Exercise directions: Copy each line of the following data that contains "title".

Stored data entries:

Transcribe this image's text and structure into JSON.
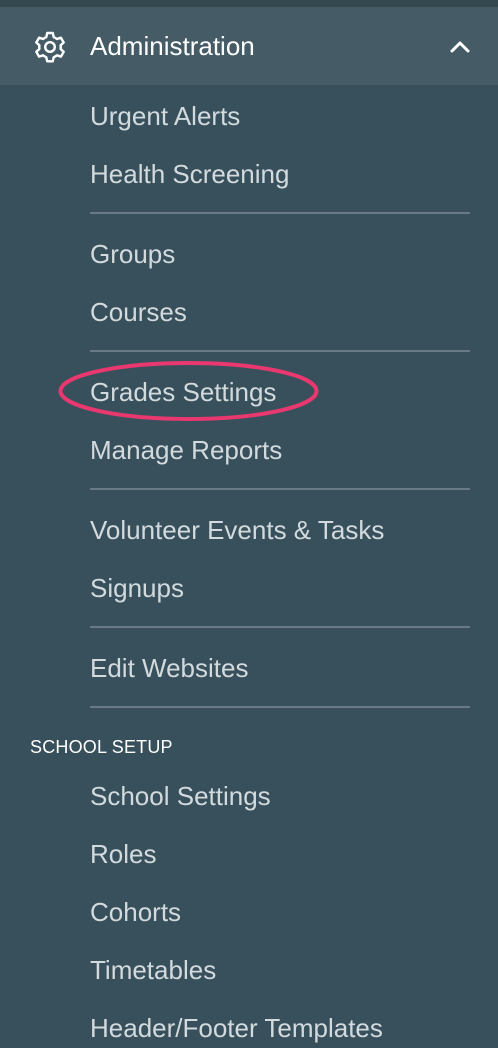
{
  "section": {
    "title": "Administration",
    "icon": "gear-icon",
    "toggle_icon": "chevron-up-icon"
  },
  "items": {
    "urgent_alerts": "Urgent Alerts",
    "health_screening": "Health Screening",
    "groups": "Groups",
    "courses": "Courses",
    "grades_settings": "Grades Settings",
    "manage_reports": "Manage Reports",
    "volunteer_events": "Volunteer Events & Tasks",
    "signups": "Signups",
    "edit_websites": "Edit Websites"
  },
  "school_setup": {
    "label": "SCHOOL SETUP",
    "items": {
      "school_settings": "School Settings",
      "roles": "Roles",
      "cohorts": "Cohorts",
      "timetables": "Timetables",
      "header_footer_templates": "Header/Footer Templates"
    }
  },
  "colors": {
    "background": "#38505b",
    "header_background": "#455c67",
    "item_text": "#d2dade",
    "highlight": "#e8386f"
  }
}
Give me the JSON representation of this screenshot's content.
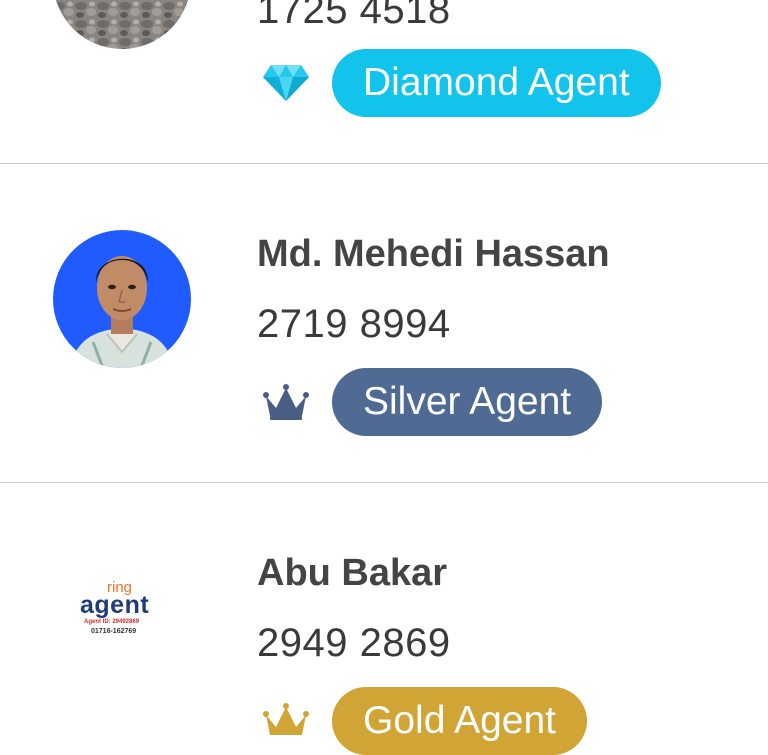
{
  "rows": [
    {
      "agent_id": "1725 4518",
      "tier_label": "Diamond Agent",
      "tier_icon": "diamond-icon",
      "badge_color": "#12c3ec"
    },
    {
      "name": "Md. Mehedi Hassan",
      "agent_id": "2719 8994",
      "tier_label": "Silver Agent",
      "tier_icon": "crown-icon",
      "badge_color": "#4f6a93"
    },
    {
      "name": "Abu Bakar",
      "agent_id": "2949 2869",
      "tier_label": "Gold Agent",
      "tier_icon": "gold-crown-icon",
      "badge_color": "#d0a535",
      "logo": {
        "line1": "ring",
        "line2": "agent",
        "line3": "Agent ID: 29492869",
        "line4": "01716-162769"
      }
    }
  ]
}
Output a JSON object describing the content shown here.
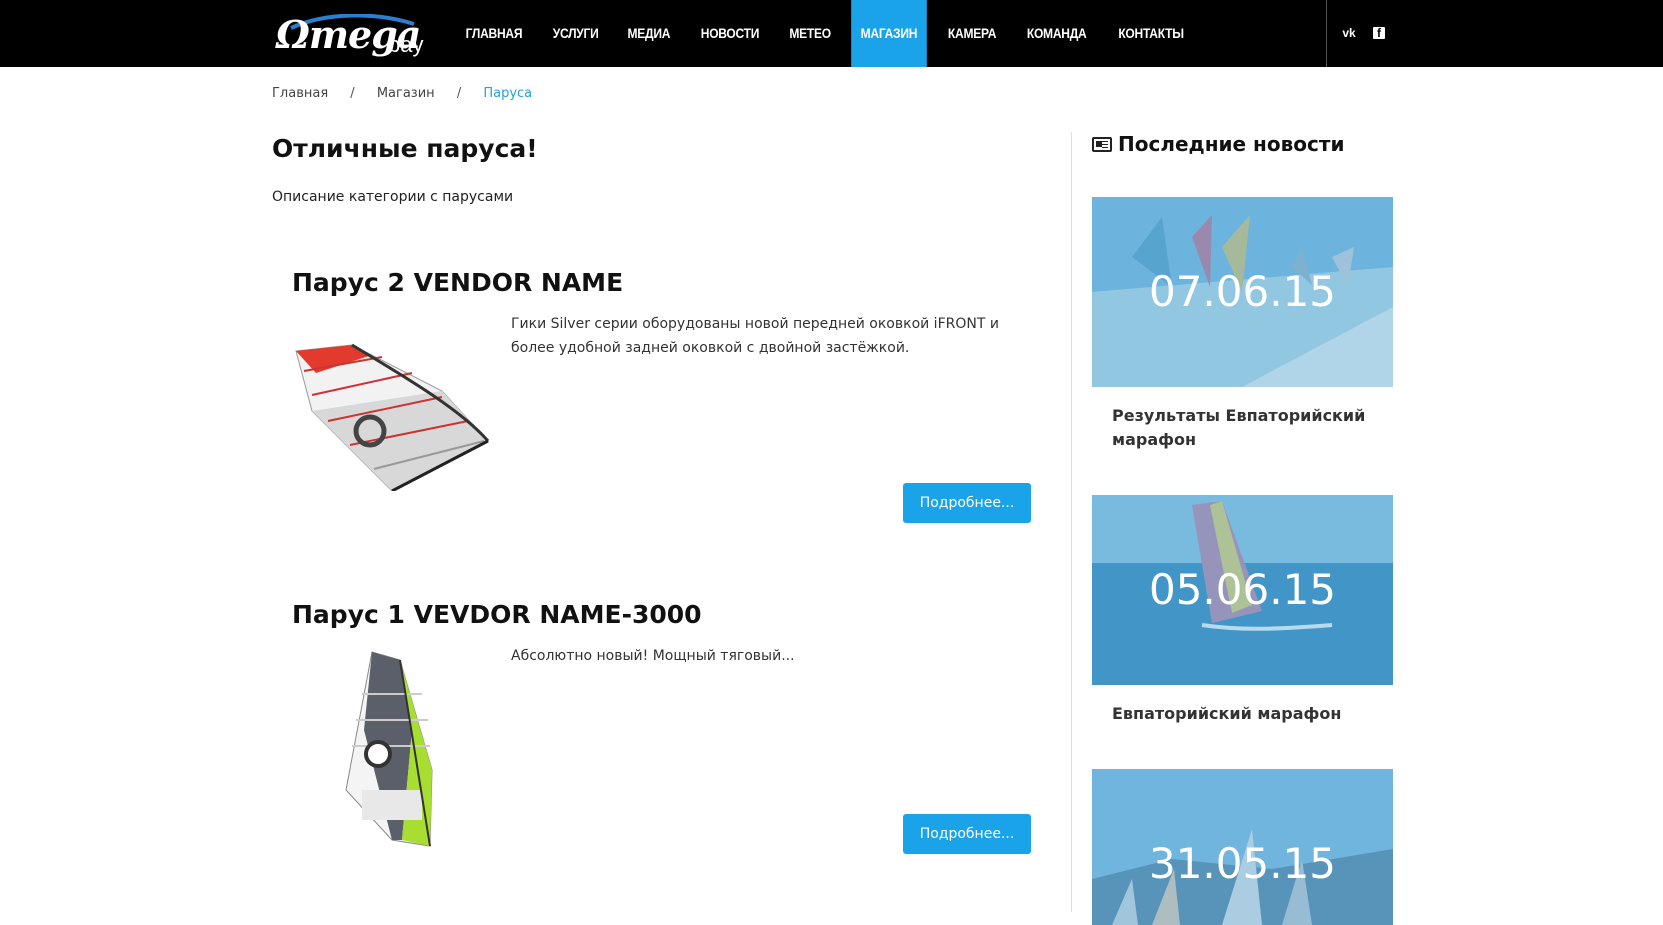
{
  "header": {
    "logo": {
      "main": "Ωmega",
      "suffix": "bay"
    },
    "nav": [
      "ГЛАВНАЯ",
      "УСЛУГИ",
      "МЕДИА",
      "НОВОСТИ",
      "МЕТЕО",
      "МАГАЗИН",
      "КАМЕРА",
      "КОМАНДА",
      "КОНТАКТЫ"
    ],
    "active_nav": "МАГАЗИН",
    "social": {
      "vk": "vk",
      "facebook": "f"
    }
  },
  "breadcrumb": {
    "items": [
      "Главная",
      "Магазин",
      "Паруса"
    ],
    "separator": "/"
  },
  "category": {
    "title": "Отличные паруса!",
    "description": "Описание категории с парусами"
  },
  "products": [
    {
      "title": "Парус 2 VENDOR NAME",
      "text": "Гики Silver серии оборудованы новой передней оковкой iFRONT и более удобной задней оковкой с двойной застёжкой.",
      "button": "Подробнее..."
    },
    {
      "title": "Парус 1 VEVDOR NAME-3000",
      "text": "Абсолютно новый! Мощный тяговый...",
      "button": "Подробнее..."
    }
  ],
  "sidebar": {
    "title": "Последние новости",
    "news": [
      {
        "date": "07.06.15",
        "title": "Результаты Евпаторийский марафон"
      },
      {
        "date": "05.06.15",
        "title": "Евпаторийский марафон"
      },
      {
        "date": "31.05.15",
        "title": ""
      }
    ]
  },
  "colors": {
    "accent": "#1aa3e8",
    "header_bg": "#000000"
  }
}
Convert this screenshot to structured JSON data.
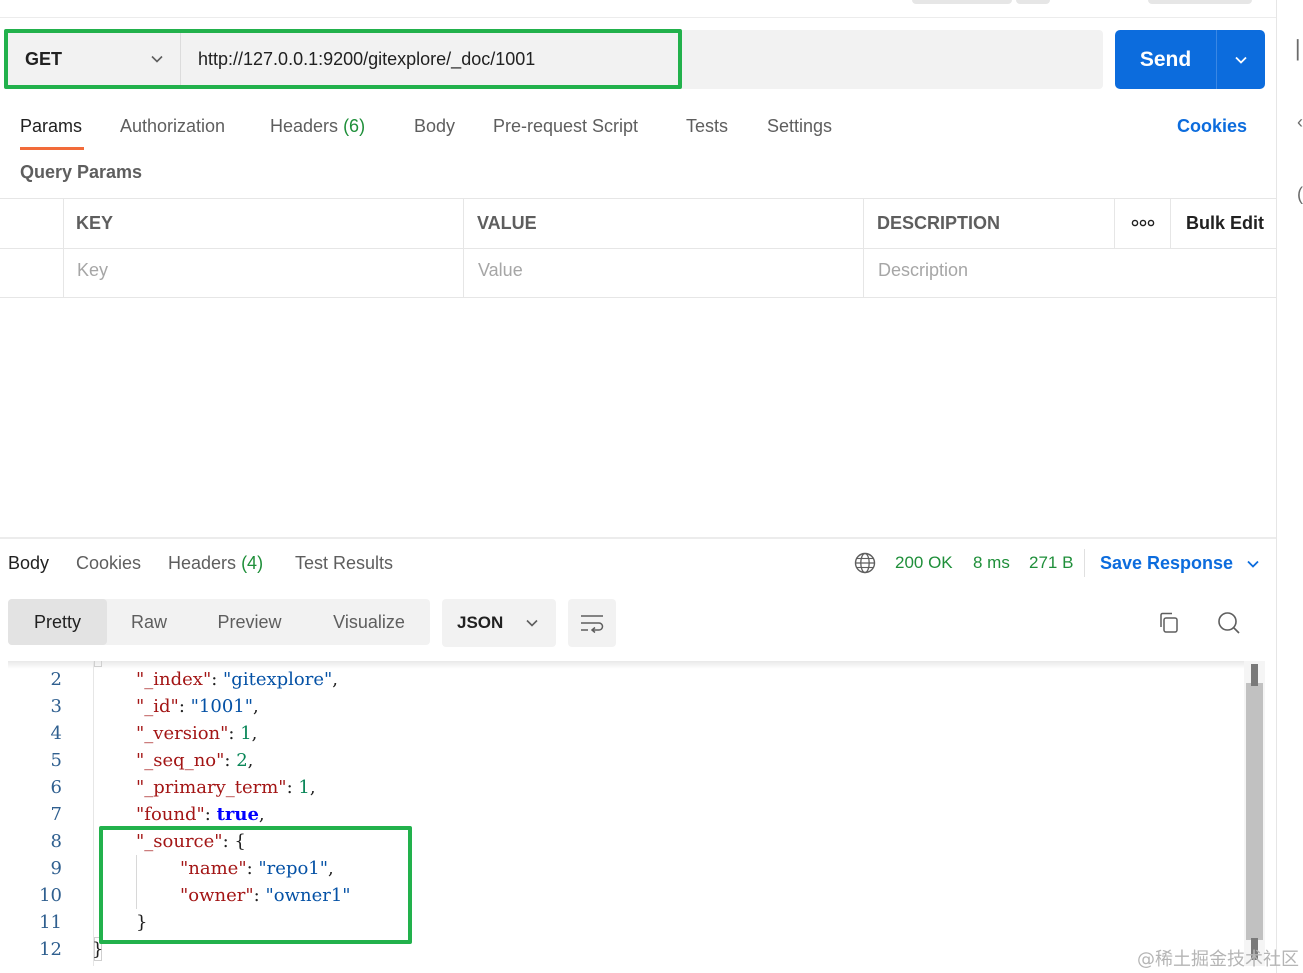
{
  "request": {
    "method": "GET",
    "url": "http://127.0.0.1:9200/gitexplore/_doc/1001",
    "send_label": "Send"
  },
  "request_tabs": {
    "params": "Params",
    "authorization": "Authorization",
    "headers": "Headers",
    "headers_count": "(6)",
    "body": "Body",
    "pre_request": "Pre-request Script",
    "tests": "Tests",
    "settings": "Settings",
    "cookies": "Cookies"
  },
  "query_params": {
    "title": "Query Params",
    "columns": {
      "key": "KEY",
      "value": "VALUE",
      "description": "DESCRIPTION"
    },
    "bulk_edit": "Bulk Edit",
    "placeholders": {
      "key": "Key",
      "value": "Value",
      "description": "Description"
    }
  },
  "response_tabs": {
    "body": "Body",
    "cookies": "Cookies",
    "headers": "Headers",
    "headers_count": "(4)",
    "test_results": "Test Results"
  },
  "response_meta": {
    "status": "200 OK",
    "time": "8 ms",
    "size": "271 B",
    "save_response": "Save Response"
  },
  "view_modes": {
    "pretty": "Pretty",
    "raw": "Raw",
    "preview": "Preview",
    "visualize": "Visualize",
    "format": "JSON"
  },
  "code": {
    "line_numbers": [
      "2",
      "3",
      "4",
      "5",
      "6",
      "7",
      "8",
      "9",
      "10",
      "11",
      "12"
    ],
    "lines": [
      [
        [
          "k",
          "\"_index\""
        ],
        [
          "p",
          ": "
        ],
        [
          "s",
          "\"gitexplore\""
        ],
        [
          "p",
          ","
        ]
      ],
      [
        [
          "k",
          "\"_id\""
        ],
        [
          "p",
          ": "
        ],
        [
          "s",
          "\"1001\""
        ],
        [
          "p",
          ","
        ]
      ],
      [
        [
          "k",
          "\"_version\""
        ],
        [
          "p",
          ": "
        ],
        [
          "n",
          "1"
        ],
        [
          "p",
          ","
        ]
      ],
      [
        [
          "k",
          "\"_seq_no\""
        ],
        [
          "p",
          ": "
        ],
        [
          "n",
          "2"
        ],
        [
          "p",
          ","
        ]
      ],
      [
        [
          "k",
          "\"_primary_term\""
        ],
        [
          "p",
          ": "
        ],
        [
          "n",
          "1"
        ],
        [
          "p",
          ","
        ]
      ],
      [
        [
          "k",
          "\"found\""
        ],
        [
          "p",
          ": "
        ],
        [
          "b",
          "true"
        ],
        [
          "p",
          ","
        ]
      ],
      [
        [
          "k",
          "\"_source\""
        ],
        [
          "p",
          ": {"
        ]
      ],
      [
        [
          "k",
          "\"name\""
        ],
        [
          "p",
          ": "
        ],
        [
          "s",
          "\"repo1\""
        ],
        [
          "p",
          ","
        ]
      ],
      [
        [
          "k",
          "\"owner\""
        ],
        [
          "p",
          ": "
        ],
        [
          "s",
          "\"owner1\""
        ]
      ],
      [
        [
          "p",
          "}"
        ]
      ],
      [
        [
          "p",
          "}"
        ]
      ]
    ],
    "indents": [
      1,
      1,
      1,
      1,
      1,
      1,
      1,
      2,
      2,
      1,
      0
    ]
  },
  "watermark": "@稀土掘金技术社区",
  "colors": {
    "accent": "#0c6cdd",
    "highlight": "#22b14c",
    "status_ok": "#1f8f3a",
    "active_tab_underline": "#f26b3a"
  }
}
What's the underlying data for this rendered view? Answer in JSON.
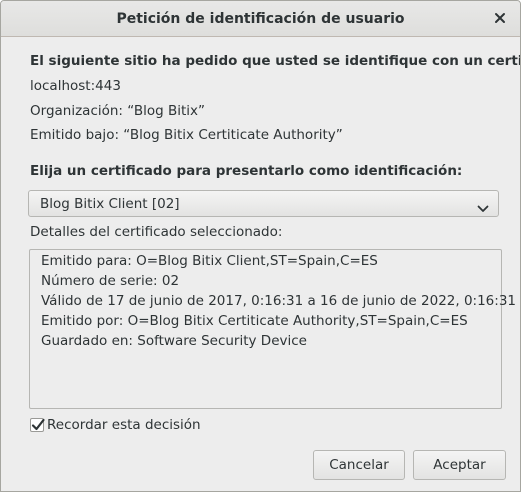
{
  "window": {
    "title": "Petición de identificación de usuario",
    "close_icon": "close-icon"
  },
  "request": {
    "heading": "El siguiente sitio ha pedido que usted se identifique con un certificado:",
    "host": "localhost:443",
    "organization": "Organización: “Blog Bitix”",
    "issued_under": "Emitido bajo: “Blog Bitix Certiticate Authority”"
  },
  "certificate": {
    "prompt": "Elija un certificado para presentarlo como identificación:",
    "selected": "Blog Bitix Client [02]",
    "details_label": "Detalles del certificado seleccionado:",
    "details_lines": [
      "Emitido para: O=Blog Bitix Client,ST=Spain,C=ES",
      "Número de serie: 02",
      "Válido de 17 de junio de 2017, 0:16:31 a 16 de junio de 2022, 0:16:31",
      "Emitido por: O=Blog Bitix Certiticate Authority,ST=Spain,C=ES",
      "Guardado en: Software Security Device"
    ]
  },
  "remember": {
    "label": "Recordar esta decisión",
    "checked": true
  },
  "buttons": {
    "cancel": "Cancelar",
    "accept": "Aceptar"
  }
}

Your solution:
    "title": "Administration",
    "title": "Отличные паруса!",
      "title": "Парус 2 VENDOR NAME",
      "title": "Парус 1 VEVDOR NAME-3000",
    "title": "Последние новости",
        "title": "Результаты Евпаторийский марафон"
        "title": "Евпаторийский марафон"
        "title": ""
    "title": "Query Params",
    "title": "Petición de identificación de usuario",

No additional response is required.